EXERCISE PROMPT: The answer should consist of every line in the material below that has the word "besuchte".

SUPPLIED RECORDS:
·····

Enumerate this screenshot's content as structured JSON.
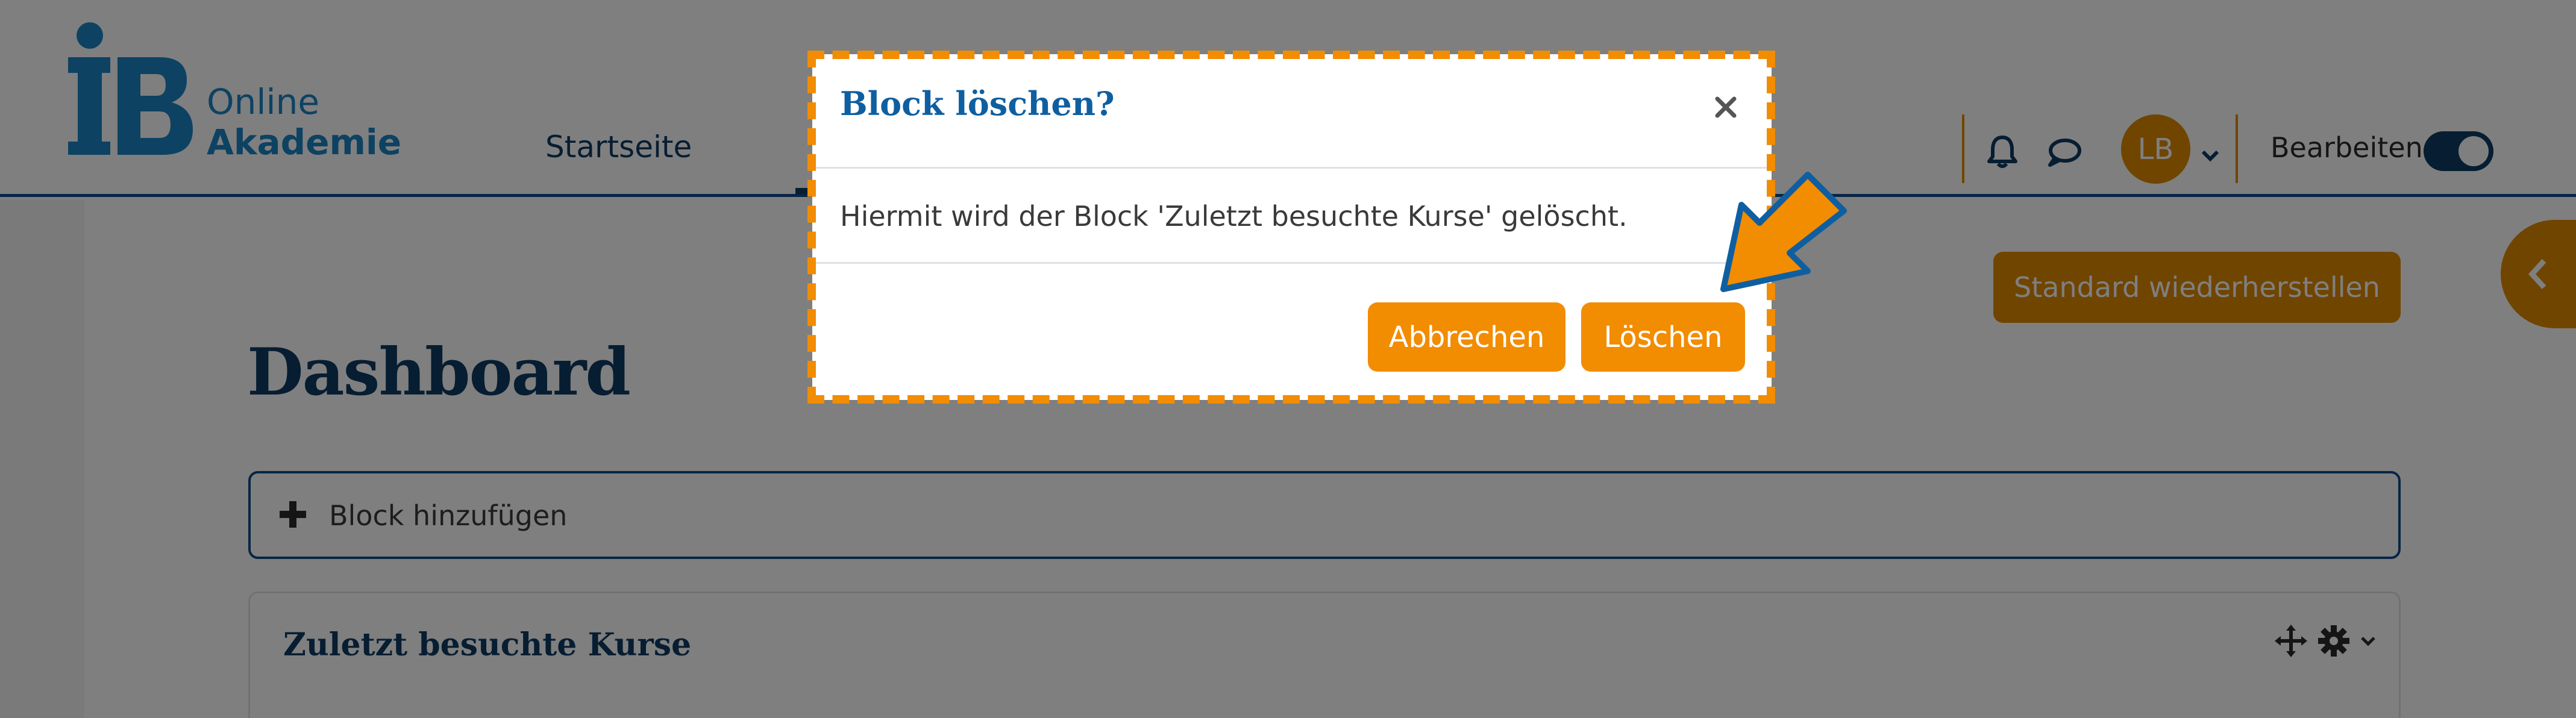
{
  "header": {
    "logo_online": "Online",
    "logo_akademie": "Akademie",
    "nav_home": "Startseite",
    "avatar_initials": "LB",
    "edit_label": "Bearbeiten",
    "edit_mode_on": true
  },
  "main": {
    "restore_button": "Standard wiederherstellen",
    "title": "Dashboard",
    "add_block_label": "Block hinzufügen",
    "block_title": "Zuletzt besuchte Kurse"
  },
  "modal": {
    "title": "Block löschen?",
    "body": "Hiermit wird der Block 'Zuletzt besuchte Kurse' gelöscht.",
    "cancel_label": "Abbrechen",
    "delete_label": "Löschen"
  },
  "colors": {
    "brand_blue": "#0f3b63",
    "logo_blue": "#1b85c4",
    "accent_orange": "#f28c00"
  },
  "icons": {
    "notifications": "bell-icon",
    "messages": "chat-icon",
    "close": "close-icon",
    "move": "move-icon",
    "settings": "gear-icon"
  }
}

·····

TASK RESPONSE:
    "block_title": "Zuletzt besuchte Kurse"
    "body": "Hiermit wird der Block 'Zuletzt besuchte Kurse' gelöscht.",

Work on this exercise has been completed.